Time Schedule:

Katrina Hagen
HSTEU 273
Seattle Campus

Women and Gender in Modern Europe

Examines European women's changing social role and competing views of femininity from the Enlightenment to the end of the cold war. Special focus on the relationship of gender and politics and on the female body in bourgeois society, industrialization, imperialism, the welfare state, fascism, and the cold war.

Class description

This course traces competing and changing conceptions of masculinity and femininity in modern Europe, with particular focus on the female body and the relationship of gender and politics. The following questions will guide our inquiry: How have men and women understood and expressed the similarities and differences between the sexes? How have understandings of gender equality and difference shaped and in turn been shaped by social, cultural, economic and political life? How has gender also been shaped by class, race and ethnicity, and sexual orientation? The course will approach these questions through exploration of topics including: the Enlightenment; the French Revolution; industrialization and working class and bourgeois society; imperialism; war; fascism; decolonization; the Cold War; and women’s and feminist movements.

Student learning goals

General method of instruction

We will explore these themes in lectures, and discussion and analysis of secondary historical texts and a range of primary sources including: political and scientific writing, memoirs and diaries, novels, film and other visual arts.

Recommended preparation

This is an introductory course. No prior study of the topic is required.

Class assignments and grading

Students will take a final exam and write two 5-7-page essays that analyze the assigned readings in the context of lecture material. Students will also write informal analysis paragraphs in preparation for discussion of the week’s readings.

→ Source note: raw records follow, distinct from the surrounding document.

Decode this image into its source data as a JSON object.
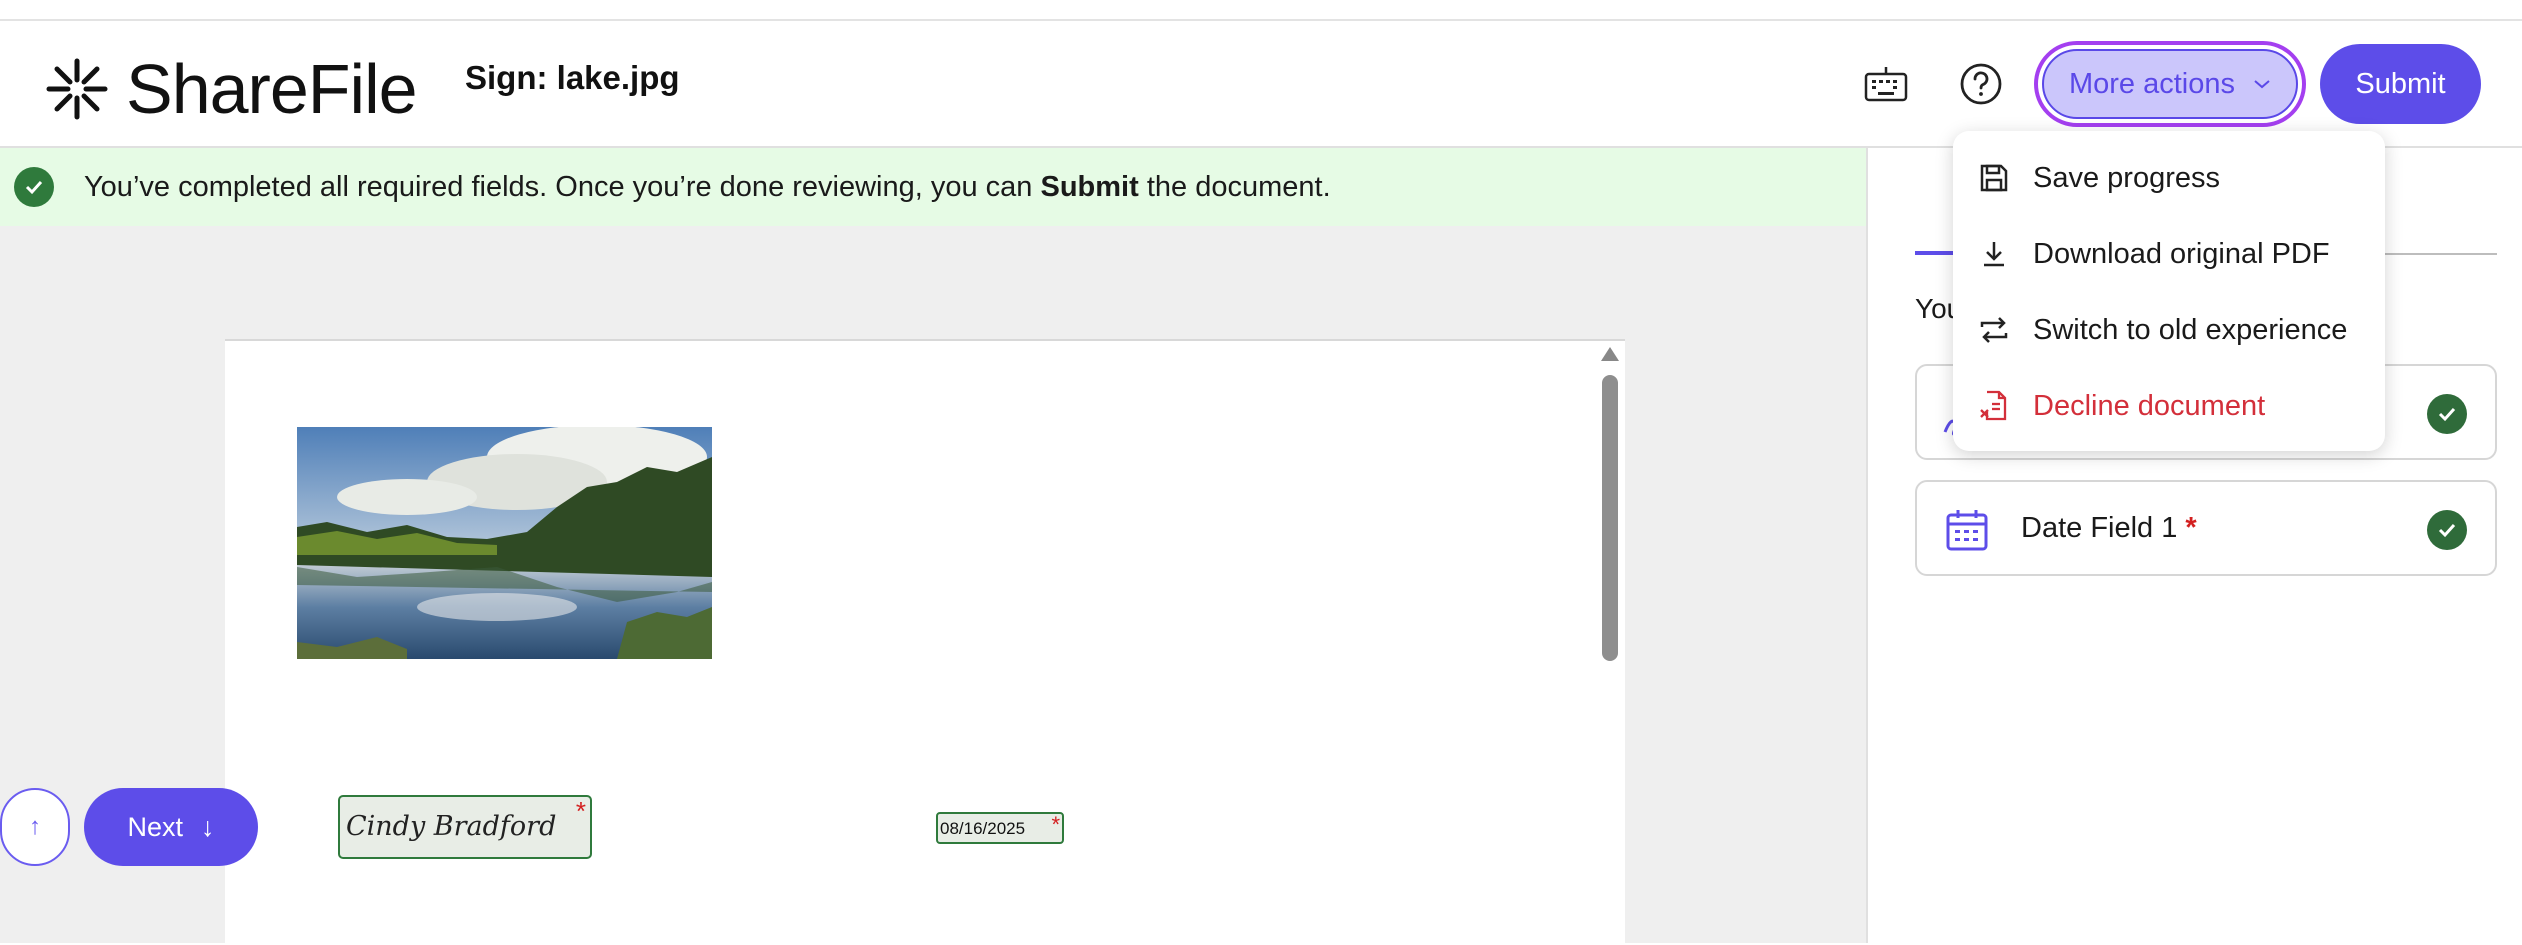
{
  "app": {
    "name": "ShareFile"
  },
  "header": {
    "doc_title": "Sign: lake.jpg",
    "more_actions_label": "More actions",
    "submit_label": "Submit"
  },
  "banner": {
    "text_before": "You’ve completed all required fields. Once you’re done reviewing, you can ",
    "text_bold": "Submit",
    "text_after": " the document."
  },
  "document": {
    "signature_text": "Cindy Bradford",
    "date_value": "08/16/2025",
    "required_marker": "*",
    "next_label": "Next",
    "next_icon": "↓",
    "up_icon": "↑"
  },
  "panel": {
    "intro_text": "You",
    "fields": [
      {
        "label": "",
        "required": false
      },
      {
        "label": "Date Field 1",
        "required": true,
        "required_marker": "*"
      }
    ]
  },
  "menu": {
    "items": [
      {
        "label": "Save progress",
        "icon": "save-icon"
      },
      {
        "label": "Download original PDF",
        "icon": "download-icon"
      },
      {
        "label": "Switch to old experience",
        "icon": "switch-icon"
      },
      {
        "label": "Decline document",
        "icon": "decline-document-icon",
        "danger": true
      }
    ]
  },
  "colors": {
    "accent": "#5d4de9",
    "success": "#2f7a3c",
    "danger": "#d32f3a",
    "banner_bg": "#e6fbe5"
  }
}
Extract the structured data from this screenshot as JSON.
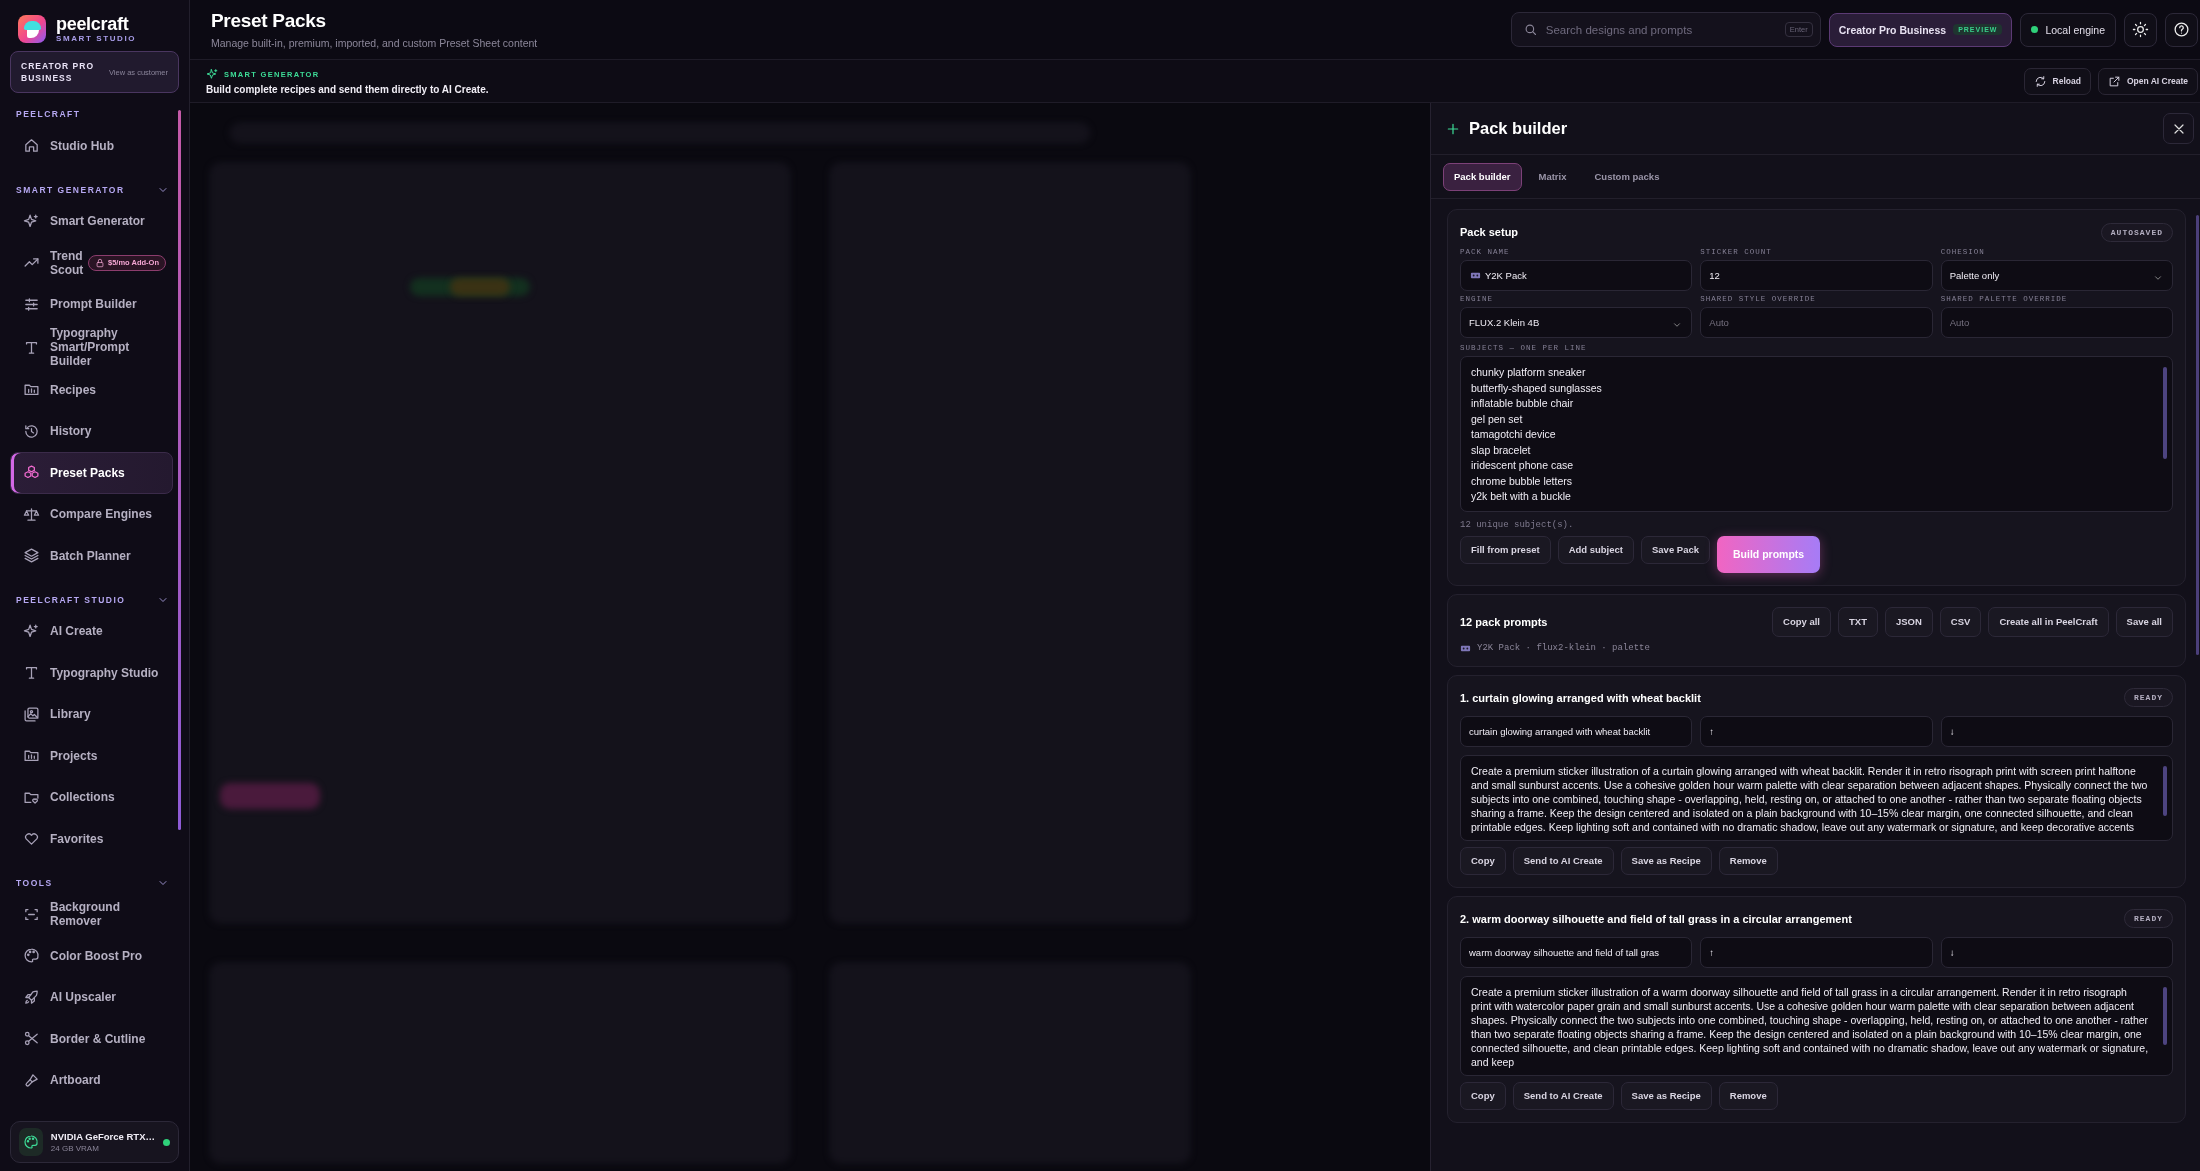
{
  "brand": {
    "name": "peelcraft",
    "tagline": "SMART STUDIO"
  },
  "plan_card": {
    "title": "CREATOR PRO BUSINESS",
    "link": "View as customer"
  },
  "sidebar": {
    "sections": [
      {
        "label": "PEELCRAFT",
        "items": [
          {
            "label": "Studio Hub",
            "selected": false
          }
        ]
      },
      {
        "label": "SMART GENERATOR",
        "expanded": true,
        "items": [
          {
            "label": "Smart Generator",
            "selected": false
          },
          {
            "label": "Trend Scout",
            "badge": "$5/mo Add-On",
            "selected": false
          },
          {
            "label": "Prompt Builder",
            "selected": false
          },
          {
            "label": "Typography Smart/Prompt Builder",
            "selected": false
          },
          {
            "label": "Recipes",
            "selected": false
          },
          {
            "label": "History",
            "selected": false
          },
          {
            "label": "Preset Packs",
            "selected": true
          },
          {
            "label": "Compare Engines",
            "selected": false
          },
          {
            "label": "Batch Planner",
            "selected": false
          }
        ]
      },
      {
        "label": "PEELCRAFT STUDIO",
        "expanded": true,
        "items": [
          {
            "label": "AI Create",
            "selected": false
          },
          {
            "label": "Typography Studio",
            "selected": false
          },
          {
            "label": "Library",
            "selected": false
          },
          {
            "label": "Projects",
            "selected": false
          },
          {
            "label": "Collections",
            "selected": false
          },
          {
            "label": "Favorites",
            "selected": false
          }
        ]
      },
      {
        "label": "TOOLS",
        "expanded": true,
        "items": [
          {
            "label": "Background Remover",
            "selected": false
          },
          {
            "label": "Color Boost Pro",
            "selected": false
          },
          {
            "label": "AI Upscaler",
            "selected": false
          },
          {
            "label": "Border & Cutline",
            "selected": false
          },
          {
            "label": "Artboard",
            "selected": false
          }
        ]
      }
    ]
  },
  "gpu": {
    "name": "NVIDIA GeForce RTX…",
    "detail": "24 GB VRAM",
    "online": true
  },
  "header": {
    "title": "Preset Packs",
    "subtitle": "Manage built-in, premium, imported, and custom Preset Sheet content",
    "search": {
      "placeholder": "Search designs and prompts",
      "shortcut": "Enter"
    },
    "plan_button": {
      "label": "Creator Pro Business",
      "badge": "PREVIEW"
    },
    "engine": {
      "label": "Local engine",
      "online": true
    }
  },
  "banner": {
    "eyebrow": "SMART GENERATOR",
    "text": "Build complete recipes and send them directly to AI Create.",
    "actions": [
      "Reload",
      "Open AI Create"
    ]
  },
  "drawer": {
    "title": "Pack builder",
    "tabs": [
      {
        "label": "Pack builder",
        "selected": true
      },
      {
        "label": "Matrix",
        "selected": false
      },
      {
        "label": "Custom packs",
        "selected": false
      }
    ],
    "setup": {
      "title": "Pack setup",
      "status": "AUTOSAVED",
      "fields": [
        {
          "label": "PACK NAME",
          "kind": "text",
          "value": "Y2K Pack",
          "emoji": true
        },
        {
          "label": "STICKER COUNT",
          "kind": "text",
          "value": "12"
        },
        {
          "label": "COHESION",
          "kind": "select",
          "value": "Palette only"
        },
        {
          "label": "ENGINE",
          "kind": "select",
          "value": "FLUX.2 Klein 4B"
        },
        {
          "label": "SHARED STYLE OVERRIDE",
          "kind": "text",
          "placeholder": "Auto"
        },
        {
          "label": "SHARED PALETTE OVERRIDE",
          "kind": "text",
          "placeholder": "Auto"
        }
      ],
      "subjects": {
        "label": "SUBJECTS — ONE PER LINE",
        "lines": [
          "chunky platform sneaker",
          "butterfly-shaped sunglasses",
          "inflatable bubble chair",
          "gel pen set",
          "tamagotchi device",
          "slap bracelet",
          "iridescent phone case",
          "chrome bubble letters",
          "y2k belt with a buckle"
        ]
      },
      "note": "12 unique subject(s).",
      "actions": [
        {
          "label": "Fill from preset",
          "primary": false
        },
        {
          "label": "Add subject",
          "primary": false
        },
        {
          "label": "Save Pack",
          "primary": false
        },
        {
          "label": "Build prompts",
          "primary": true
        }
      ]
    },
    "prompts_header": {
      "title": "12 pack prompts",
      "actions": [
        "Copy all",
        "TXT",
        "JSON",
        "CSV",
        "Create all in PeelCraft",
        "Save all"
      ],
      "meta": "Y2K Pack · flux2-klein · palette"
    },
    "prompts": [
      {
        "title": "1. curtain glowing arranged with wheat backlit",
        "status": "READY",
        "subject": "curtain glowing arranged with wheat backlit",
        "up": "↑",
        "down": "↓",
        "text": "Create a premium sticker illustration of a curtain glowing arranged with wheat backlit. Render it in retro risograph print with screen print halftone and small sunburst accents. Use a cohesive golden hour warm palette with clear separation between adjacent shapes. Physically connect the two subjects into one combined, touching shape - overlapping, held, resting on, or attached to one another - rather than two separate floating objects sharing a frame. Keep the design centered and isolated on a plain background with 10–15% clear margin, one connected silhouette, and clean printable edges. Keep lighting soft and contained with no dramatic shadow, leave out any watermark or signature, and keep decorative accents",
        "actions": [
          "Copy",
          "Send to AI Create",
          "Save as Recipe",
          "Remove"
        ]
      },
      {
        "title": "2. warm doorway silhouette and field of tall grass in a circular arrangement",
        "status": "READY",
        "subject": "warm doorway silhouette and field of tall gras",
        "up": "↑",
        "down": "↓",
        "text": "Create a premium sticker illustration of a warm doorway silhouette and field of tall grass in a circular arrangement. Render it in retro risograph print with watercolor paper grain and small sunburst accents. Use a cohesive golden hour warm palette with clear separation between adjacent shapes. Physically connect the two subjects into one combined, touching shape - overlapping, held, resting on, or attached to one another - rather than two separate floating objects sharing a frame. Keep the design centered and isolated on a plain background with 10–15% clear margin, one connected silhouette, and clean printable edges. Keep lighting soft and contained with no dramatic shadow, leave out any watermark or signature, and keep",
        "actions": [
          "Copy",
          "Send to AI Create",
          "Save as Recipe",
          "Remove"
        ]
      }
    ]
  }
}
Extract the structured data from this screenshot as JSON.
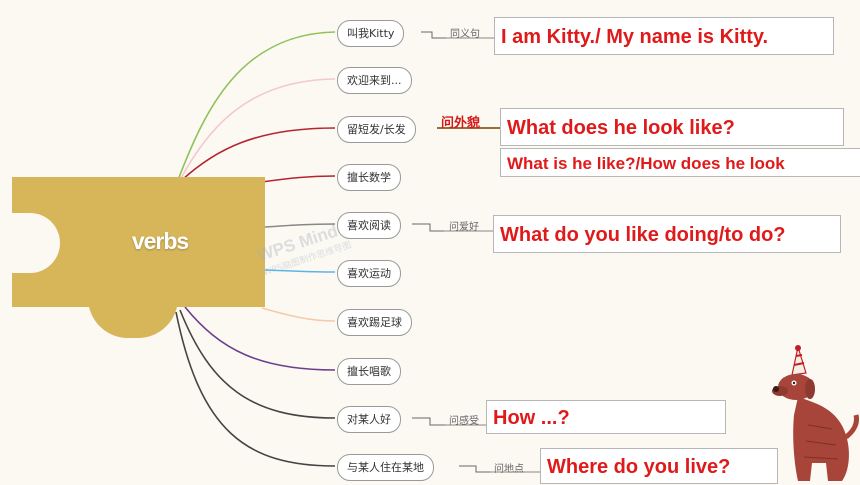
{
  "central_label": "verbs",
  "nodes": [
    "叫我Kitty",
    "欢迎来到...",
    "留短发/长发",
    "擅长数学",
    "喜欢阅读",
    "喜欢运动",
    "喜欢踢足球",
    "擅长唱歌",
    "对某人好",
    "与某人住在某地"
  ],
  "relations": {
    "r0": "同义句",
    "r4": "问爱好",
    "r8": "问感受",
    "r9": "问地点"
  },
  "highlight_relation": "问外貌",
  "answers": {
    "a0": "I am Kitty./ My name is Kitty.",
    "a2": "What does he look like?",
    "a2b": "What is he like?/How does he look",
    "a4": "What do you like doing/to do?",
    "a8": "How ...?",
    "a9": "Where do you live?"
  },
  "watermark": {
    "main": "WPS Mind",
    "sub": "WPS脑图制作思维导图"
  },
  "colors": {
    "central": "#d7b65a",
    "answer_text": "#e01a1a",
    "branches": [
      "#8dc35a",
      "#f5c7cf",
      "#b4242f",
      "#b4242f",
      "#888888",
      "#5bb6e8",
      "#f6c9a8",
      "#6b3f8f",
      "#444444",
      "#444444"
    ]
  }
}
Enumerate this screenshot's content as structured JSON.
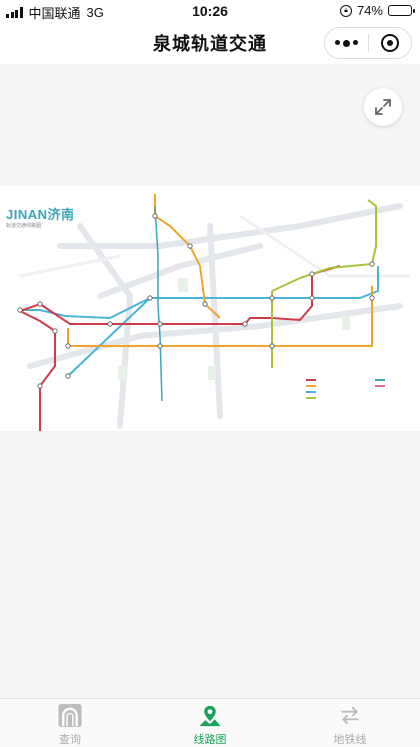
{
  "status_bar": {
    "carrier": "中国联通",
    "network": "3G",
    "time": "10:26",
    "battery": "74%",
    "battery_level": 0.74
  },
  "nav": {
    "title": "泉城轨道交通"
  },
  "map": {
    "logo_latin": "JINAN",
    "logo_cn": "济南",
    "subtitle": "轨道交通线路图",
    "line_colors": {
      "line1_red": "#d23a4a",
      "line2_orange": "#f0a52a",
      "line3_blue": "#4ab5d8",
      "line4_green": "#a8c23a",
      "line5_pink": "#e36b9a"
    }
  },
  "tabs": [
    {
      "label": "查询",
      "icon": "tunnel-icon"
    },
    {
      "label": "线路图",
      "icon": "map-pin-icon"
    },
    {
      "label": "地铁线",
      "icon": "swap-arrows-icon"
    }
  ]
}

Grades will be assigned on the basis of performance on the exam and papers, completion of weekly analysis paragraphs, and participation in class discussion.


The information above is intended to be helpful in choosing courses. Because the instructor may further develop his/her plans for this course, its characteristics are subject to change without notice. In most cases, the official course syllabus will be distributed on the first day of class.
Last Update by Katrina Hagen
Date: 03/29/2006